Prompt. Restate the records exactly. Include all of them.

Task inputs.
"""

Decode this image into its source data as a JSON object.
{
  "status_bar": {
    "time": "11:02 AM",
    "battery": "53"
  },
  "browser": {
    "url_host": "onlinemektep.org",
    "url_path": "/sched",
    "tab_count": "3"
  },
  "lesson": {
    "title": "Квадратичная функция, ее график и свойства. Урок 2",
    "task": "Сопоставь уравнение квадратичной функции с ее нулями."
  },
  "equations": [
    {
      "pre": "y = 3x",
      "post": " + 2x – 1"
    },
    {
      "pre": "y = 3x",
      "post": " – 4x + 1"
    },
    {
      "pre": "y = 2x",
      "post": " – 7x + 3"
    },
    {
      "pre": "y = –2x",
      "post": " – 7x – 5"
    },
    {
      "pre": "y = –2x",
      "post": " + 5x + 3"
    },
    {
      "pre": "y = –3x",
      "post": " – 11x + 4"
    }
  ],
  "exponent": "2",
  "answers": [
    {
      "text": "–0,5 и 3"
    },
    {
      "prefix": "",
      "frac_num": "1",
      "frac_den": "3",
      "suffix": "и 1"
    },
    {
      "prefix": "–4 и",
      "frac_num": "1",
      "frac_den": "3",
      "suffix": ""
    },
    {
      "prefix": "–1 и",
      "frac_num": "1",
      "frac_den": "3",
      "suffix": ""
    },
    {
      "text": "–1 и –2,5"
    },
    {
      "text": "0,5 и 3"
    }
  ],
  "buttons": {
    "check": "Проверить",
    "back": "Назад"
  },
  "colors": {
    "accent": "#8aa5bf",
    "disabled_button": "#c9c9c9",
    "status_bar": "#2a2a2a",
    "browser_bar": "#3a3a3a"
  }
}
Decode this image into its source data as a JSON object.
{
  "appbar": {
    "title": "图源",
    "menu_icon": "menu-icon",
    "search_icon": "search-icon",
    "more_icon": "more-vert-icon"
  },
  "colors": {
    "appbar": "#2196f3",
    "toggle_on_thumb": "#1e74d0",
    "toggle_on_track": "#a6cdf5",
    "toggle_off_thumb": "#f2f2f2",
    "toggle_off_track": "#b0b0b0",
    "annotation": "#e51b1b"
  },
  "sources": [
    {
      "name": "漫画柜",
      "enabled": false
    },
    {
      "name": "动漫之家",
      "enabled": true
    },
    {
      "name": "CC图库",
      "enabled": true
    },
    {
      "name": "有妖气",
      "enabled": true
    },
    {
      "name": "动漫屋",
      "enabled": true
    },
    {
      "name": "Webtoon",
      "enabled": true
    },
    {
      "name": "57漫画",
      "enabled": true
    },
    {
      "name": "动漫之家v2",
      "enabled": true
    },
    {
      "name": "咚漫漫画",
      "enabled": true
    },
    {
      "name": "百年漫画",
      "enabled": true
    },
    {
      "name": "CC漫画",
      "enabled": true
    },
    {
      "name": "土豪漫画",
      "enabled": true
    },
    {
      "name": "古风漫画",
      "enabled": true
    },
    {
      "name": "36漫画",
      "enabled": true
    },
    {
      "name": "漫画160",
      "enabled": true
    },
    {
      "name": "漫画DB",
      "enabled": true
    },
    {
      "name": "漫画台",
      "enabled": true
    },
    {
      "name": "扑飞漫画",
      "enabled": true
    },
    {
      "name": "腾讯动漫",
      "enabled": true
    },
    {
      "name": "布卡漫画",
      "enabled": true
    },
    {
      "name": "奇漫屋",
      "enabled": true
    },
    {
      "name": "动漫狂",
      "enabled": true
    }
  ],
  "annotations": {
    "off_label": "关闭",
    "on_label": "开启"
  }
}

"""

Task result.
Decode this image into its source data as a JSON object.
{
  "status_bar": {
    "time": "11:02 AM",
    "battery": "53"
  },
  "browser": {
    "url_host": "onlinemektep.org",
    "url_path": "/sched",
    "tab_count": "3"
  },
  "lesson": {
    "title": "Квадратичная функция, ее график и свойства. Урок 2",
    "task": "Сопоставь уравнение квадратичной функции с ее нулями."
  },
  "equations": [
    {
      "pre": "y = 3x",
      "post": " + 2x – 1"
    },
    {
      "pre": "y = 3x",
      "post": " – 4x + 1"
    },
    {
      "pre": "y = 2x",
      "post": " – 7x + 3"
    },
    {
      "pre": "y = –2x",
      "post": " – 7x – 5"
    },
    {
      "pre": "y = –2x",
      "post": " + 5x + 3"
    },
    {
      "pre": "y = –3x",
      "post": " – 11x + 4"
    }
  ],
  "exponent": "2",
  "answers": [
    {
      "text": "–0,5 и 3"
    },
    {
      "prefix": "",
      "frac_num": "1",
      "frac_den": "3",
      "suffix": "и 1"
    },
    {
      "prefix": "–4 и",
      "frac_num": "1",
      "frac_den": "3",
      "suffix": ""
    },
    {
      "prefix": "–1 и",
      "frac_num": "1",
      "frac_den": "3",
      "suffix": ""
    },
    {
      "text": "–1 и –2,5"
    },
    {
      "text": "0,5 и 3"
    }
  ],
  "buttons": {
    "check": "Проверить",
    "back": "Назад"
  },
  "colors": {
    "accent": "#8aa5bf",
    "disabled_button": "#c9c9c9",
    "status_bar": "#2a2a2a",
    "browser_bar": "#3a3a3a"
  }
}
Decode this image into its source data as a JSON object.
{
  "appbar": {
    "title": "图源",
    "menu_icon": "menu-icon",
    "search_icon": "search-icon",
    "more_icon": "more-vert-icon"
  },
  "colors": {
    "appbar": "#2196f3",
    "toggle_on_thumb": "#1e74d0",
    "toggle_on_track": "#a6cdf5",
    "toggle_off_thumb": "#f2f2f2",
    "toggle_off_track": "#b0b0b0",
    "annotation": "#e51b1b"
  },
  "sources": [
    {
      "name": "漫画柜",
      "enabled": false
    },
    {
      "name": "动漫之家",
      "enabled": true
    },
    {
      "name": "CC图库",
      "enabled": true
    },
    {
      "name": "有妖气",
      "enabled": true
    },
    {
      "name": "动漫屋",
      "enabled": true
    },
    {
      "name": "Webtoon",
      "enabled": true
    },
    {
      "name": "57漫画",
      "enabled": true
    },
    {
      "name": "动漫之家v2",
      "enabled": true
    },
    {
      "name": "咚漫漫画",
      "enabled": true
    },
    {
      "name": "百年漫画",
      "enabled": true
    },
    {
      "name": "CC漫画",
      "enabled": true
    },
    {
      "name": "土豪漫画",
      "enabled": true
    },
    {
      "name": "古风漫画",
      "enabled": true
    },
    {
      "name": "36漫画",
      "enabled": true
    },
    {
      "name": "漫画160",
      "enabled": true
    },
    {
      "name": "漫画DB",
      "enabled": true
    },
    {
      "name": "漫画台",
      "enabled": true
    },
    {
      "name": "扑飞漫画",
      "enabled": true
    },
    {
      "name": "腾讯动漫",
      "enabled": true
    },
    {
      "name": "布卡漫画",
      "enabled": true
    },
    {
      "name": "奇漫屋",
      "enabled": true
    },
    {
      "name": "动漫狂",
      "enabled": true
    }
  ],
  "annotations": {
    "off_label": "关闭",
    "on_label": "开启"
  }
}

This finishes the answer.